Petition filed at the top court seeking removal of statute of limitations on rapeSix female lawyers who registered the petition claim the time limit is in violation of constitution.
Six young female lawyers filed a petition at the Supreme Court on Tuesday demanding the removal of the statute of limitations on rape, in light of a former child actor’s accounts of rape and sexual violence that occurred eight years ago.
Advocates Mamta Siwakoti, Ojaswi KC, Ranjeeta Silwal, Dikshya Khadgi, Dikchya Raut and Salina Kafle jointly registered the petition stating that the statute of limitations under Section 292(2) of the National Penal Code is in violation of constitutional provisions—Article 21 of the ‘right of victim of crime’ and Article 38(3) under the ‘rights of women’.
Section (1) of Article 21 states, “a victim of crime shall have the right to get information about the investigation and proceedings of a case in which he or she is the victim.” Under section (2), “a victim of crime shall have the right to justice including social rehabilitation and compensation in accordance with the law”.
Article 38(3) states that “no woman shall be subjected to physical, mental, sexual, psychological or other forms of violence or exploitation on grounds of religion, social, cultural tradition, practice or on any other grounds. Such act shall be punishable by law, and the victim shall have the right to obtain compensation in accordance with the law.”
“A crime is a crime—whether one reports it a day later, a week later, two months later or even eight years later,” said Siwakoti, one of the advocates who filed the petition. “A procedural time limitation not just creates barriers to access justice for the victim but also violates two constitutional values, one that guarantees protection to victims of crime and the rights of women.”
Siwakoti added, “One of the fundamentals of justice is ensuring access to justice. But with the statute of limitations, access to justice is itself denied to many such victims of crime. It severely curtails primary human rights.”
The limitation of one year placed on reporting a crime as heinous as rape has barred a former child actor from filing a rape case against the man who she has accused of raping her.
On 18 May, the former child actor and model posted 20 videos on TikTok in which she shared explicit details of her horrific experiences.
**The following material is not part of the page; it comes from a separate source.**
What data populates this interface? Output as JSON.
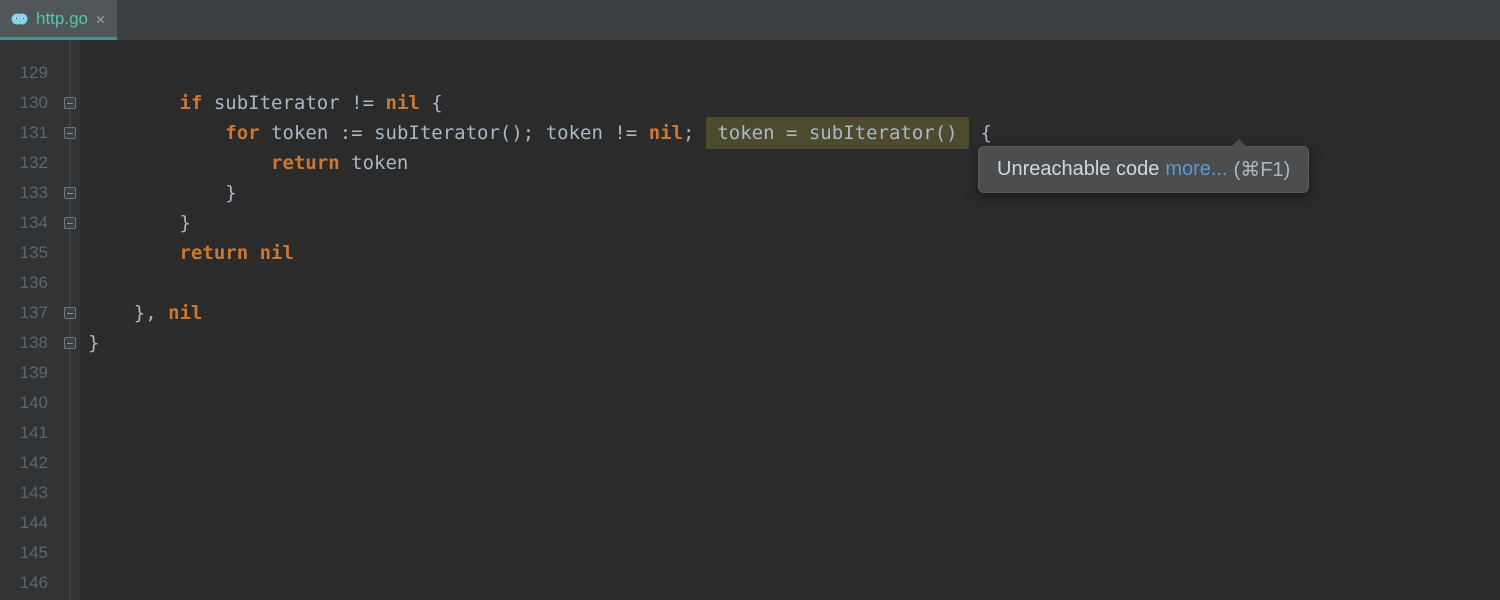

Explaining her account of multiple incidents of rape and sexual violence at the hands of multiple people, as early as 2014 when she was just 16 and just starting her modelling career, the woman, now 24, decried the statute of limitations as a major barrier to accessing justice.
According to Section 292(2) of the National Penal Code, a plaintiff can file a complaint only within a year of being raped.
The child actor was allegedly raped, first, eight years ago.
This has sparked the debate on the statute of limitations imposed on reporting rape, once again.
The statute of limitations on rape was extended from 35 days to 180 days through Act to Amend Laws to End Gender Violence and Ensure Gender Equality 2072, following the ‘Occupy Baluwatar Campaign’ in 2012.
In the Muluki Criminal Code 2017 which came into effect in August 2018, the statute of limitations was increased to one year.
However, this isn’t the first time that the Nepal government has been recommended to push for the removal of the statute of limitations on rape.
In 2018, the Convention on the Elimination of All Forms of Discrimination against Women (CEDAW), in its concluding observations on the sixth periodic report of Nepal, had recommended the Nepal government to repeal the statute of limitations provision on the registration of cases of sexual violence in all contexts to ensure effective access for women to justice for the crime of rape and other sexual offences.
Similarly, another study titled ‘Sexual Violence in South Asia: Legal and other barriers for justice to survivors’, jointly conducted by Dignity Alliance International and Equality Now, stated that applied to sexual violence cases, statutes of limitations have added an additional roadblock to access justice for the victims.
The report, revealed last year, has said Nepal has the shortest statute of limitations on sexual violence cases compared to other South Asian countries.
“Stigma, shame, intimidation, trauma, and even lack of recognition of the abuse keep many victims from coming forward and short statutes of limitations place an overwhelming burden on victims and allow perpetrators to evade punishment,” states the report. “The trauma, stigma, damage, and sometimes continuing threat and fear experienced as a consequence of sexual violence can prevent the victim from reporting the crime or delay reporting.”
The report has also pointed out that this might be particularly true in the context of childhood sexual violence when violations might not even be recognised as such by the victim until many years later, or in coercive domestic violence or intimate partner situations, or for example in the context of conflict, political violence or social disturbance.
“These various reports have demanded, time and again, the removal of the statute of limitations on rape,” says Raut, another advocate who has filed the petition. “And it is even more crucial for minors and conflict-era victims of rape. This is the government’s responsibility.”
According to lawyers, the existing law has not taken into account the stigma rape victims could face given the conservative society we live in. They say, this further silences the victims who have mustered up courage to speak up against the violence they face.
“What happened with the child actor is a representative case. As six lawyers who filed the petition, we represent the voices of the Nepali public who are demanding this change,” says Siwakoti. “When the state silences us with the statute of limitation, it further discourages so many victims of such heinous crimes.”